Readers passing by King’s Cross station or Birmingham’s Bullring in December may have spotted a giant sculpture depicting a homeless man. The sculpture stood at 14ft and was commissioned by Crisis to raise awareness of homelessness over the holidays. The work was created by Sophie de Oliveira Barata, who combined the facial features of 17 people who were experiencing homelessness and have been supported by Crisis for the details of the sculpture’s face.

The One Fesstival of Homeless Arts

© One Festival of Homeless Arts
The One Festival of Homeless Arts was held in January, featuring art created by people with no fixed abode, precariously sheltered or who have experience of homelessness. The festival, held in London between 16–29 January, involved two weeks of workshops before an exhibition of new works on 28–29 January. Among other practices, workshops included art, music, poetry and photography.

Outside in

LGBTQ Switchboard has opened Brighton's first LGBTIQ+ night shelter. The charity opened the new service on 23 January. LGBTQ Switchboard is working with The Outside Project and Stonewall Housing to run the new service, which is initially a 10-week pilot.
Find out more on the website:

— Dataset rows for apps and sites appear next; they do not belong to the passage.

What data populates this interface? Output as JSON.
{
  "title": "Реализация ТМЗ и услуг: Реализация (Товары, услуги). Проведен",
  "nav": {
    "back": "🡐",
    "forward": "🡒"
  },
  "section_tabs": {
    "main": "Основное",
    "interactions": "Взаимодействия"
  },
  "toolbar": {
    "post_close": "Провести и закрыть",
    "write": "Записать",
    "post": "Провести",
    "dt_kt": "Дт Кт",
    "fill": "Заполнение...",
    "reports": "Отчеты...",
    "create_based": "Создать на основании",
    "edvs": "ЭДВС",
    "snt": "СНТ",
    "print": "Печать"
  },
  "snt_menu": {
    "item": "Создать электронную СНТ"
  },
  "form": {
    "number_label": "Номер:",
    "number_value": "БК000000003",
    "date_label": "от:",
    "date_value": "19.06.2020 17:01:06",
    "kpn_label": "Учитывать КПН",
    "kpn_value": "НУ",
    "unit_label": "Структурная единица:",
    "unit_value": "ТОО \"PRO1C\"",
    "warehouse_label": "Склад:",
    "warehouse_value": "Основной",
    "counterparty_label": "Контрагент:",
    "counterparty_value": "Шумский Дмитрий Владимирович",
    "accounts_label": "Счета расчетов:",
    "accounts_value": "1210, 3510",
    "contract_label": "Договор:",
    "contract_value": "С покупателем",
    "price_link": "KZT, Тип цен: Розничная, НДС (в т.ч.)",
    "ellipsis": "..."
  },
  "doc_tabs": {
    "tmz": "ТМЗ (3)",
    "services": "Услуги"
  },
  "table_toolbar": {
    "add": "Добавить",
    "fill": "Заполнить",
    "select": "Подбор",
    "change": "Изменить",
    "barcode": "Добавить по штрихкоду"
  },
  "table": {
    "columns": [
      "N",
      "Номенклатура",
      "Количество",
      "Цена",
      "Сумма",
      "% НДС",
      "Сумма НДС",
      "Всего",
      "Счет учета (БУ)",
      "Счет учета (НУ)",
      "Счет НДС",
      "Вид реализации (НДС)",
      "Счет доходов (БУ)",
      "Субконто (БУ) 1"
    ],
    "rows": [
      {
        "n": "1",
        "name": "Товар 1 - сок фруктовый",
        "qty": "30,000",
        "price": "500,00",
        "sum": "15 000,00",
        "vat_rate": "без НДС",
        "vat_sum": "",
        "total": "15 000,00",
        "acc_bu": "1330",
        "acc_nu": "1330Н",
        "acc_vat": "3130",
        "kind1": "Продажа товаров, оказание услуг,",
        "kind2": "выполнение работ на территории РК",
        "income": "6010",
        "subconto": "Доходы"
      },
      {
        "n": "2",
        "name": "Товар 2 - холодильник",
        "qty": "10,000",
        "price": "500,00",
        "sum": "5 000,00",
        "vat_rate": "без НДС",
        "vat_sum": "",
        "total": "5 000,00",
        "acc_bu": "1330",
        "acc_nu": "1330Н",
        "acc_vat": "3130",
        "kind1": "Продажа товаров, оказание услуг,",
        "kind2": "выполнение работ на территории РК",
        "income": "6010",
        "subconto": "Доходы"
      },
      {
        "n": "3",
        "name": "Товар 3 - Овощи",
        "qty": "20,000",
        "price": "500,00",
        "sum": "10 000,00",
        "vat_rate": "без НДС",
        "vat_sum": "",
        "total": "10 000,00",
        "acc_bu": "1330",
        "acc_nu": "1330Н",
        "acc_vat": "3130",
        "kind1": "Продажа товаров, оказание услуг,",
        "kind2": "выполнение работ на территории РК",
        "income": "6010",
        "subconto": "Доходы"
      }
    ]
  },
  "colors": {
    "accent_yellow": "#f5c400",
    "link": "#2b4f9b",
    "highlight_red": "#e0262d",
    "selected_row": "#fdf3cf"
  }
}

An investigation by the Sunday Mail in January revealed that as many as 50 people were left stranded sleeping in cars, after being evicted from homeless accommodation in Edinburgh. The former residents of the Almond Lodge House Hotel are all migrants from Romania. The majority were told to leave the hotel after financial support for them ran out. Many have no recourse to public funds. A spokesperson for the refugee and migrants’ charity Positive Action in Housing said: “We need to treat this as an emergency and treat those affected like human beings instead of political footballs.”

Xmas blues

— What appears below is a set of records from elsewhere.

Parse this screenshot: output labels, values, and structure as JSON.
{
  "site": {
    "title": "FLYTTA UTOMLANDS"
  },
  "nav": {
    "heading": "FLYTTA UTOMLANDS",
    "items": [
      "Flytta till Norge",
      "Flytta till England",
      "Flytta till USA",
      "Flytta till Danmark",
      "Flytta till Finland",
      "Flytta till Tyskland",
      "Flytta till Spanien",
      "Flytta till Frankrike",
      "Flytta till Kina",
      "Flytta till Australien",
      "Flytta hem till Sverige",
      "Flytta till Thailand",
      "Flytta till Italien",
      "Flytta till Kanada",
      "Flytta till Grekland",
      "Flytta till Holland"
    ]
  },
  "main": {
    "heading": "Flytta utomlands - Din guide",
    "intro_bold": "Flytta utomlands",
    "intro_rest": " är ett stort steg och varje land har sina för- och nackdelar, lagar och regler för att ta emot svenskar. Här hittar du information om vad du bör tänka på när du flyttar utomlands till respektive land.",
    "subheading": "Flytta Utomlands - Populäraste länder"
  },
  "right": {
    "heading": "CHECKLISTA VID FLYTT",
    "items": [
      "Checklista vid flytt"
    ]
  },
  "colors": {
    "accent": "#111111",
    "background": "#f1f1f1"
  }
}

There were 43,000 people experiencing homelessness in Scotland on 25 December 2021. The figures were obtained by the Scottish Liberal Democrats through a Freedom of Information request sent to local councils. The figure represents the total number of lone homelessness applications on that day, so isn’t a true reflection of the number of people experiencing homelessness or sleeping rough in Scotland. Edinburgh had the highest number of homelessness applications among local authorities, with 5,470 open applications, as reported by Scottish Housing News.

See it, say it

A charity group based in Glasgow warns domestic abuse is leading to an increase in hidden homelessness for women and children in the city. SAY Women, a charity set up in 1991 to provide semi-supported accommodation and emotional support for young women aged 16 to 25 who are survivors of sexual abuse or rape, told STV News that domestic abuse is the main cause of women’s homelessness in Scotland. A spokesperson for the charity warned “evidence indicates that though men are over-represented in homeless statistics, women’s homelessness is more likely to be ‘hidden’ and therefore over-looked.”
- Learn more about SAY Women on its website:

Legal issues

Glasgow City Council breached legal safeguards for homeless people more than 2,000 times during an 11-month snapshot time-frame in 2022. The council fell short of the Unsuitable Accommodation Order – which sets out basic standards accommodation has to meet to be suitable for use. Residents at two hotels in the city used for temporary accommodation launched a series of complaints, labelling the accommodation “inhumane”. Other hotels were called “hellholes”. The council points to a low supply of accommodation deemed fit for long-term living, arguing it has had to disregard the law to house homeless people.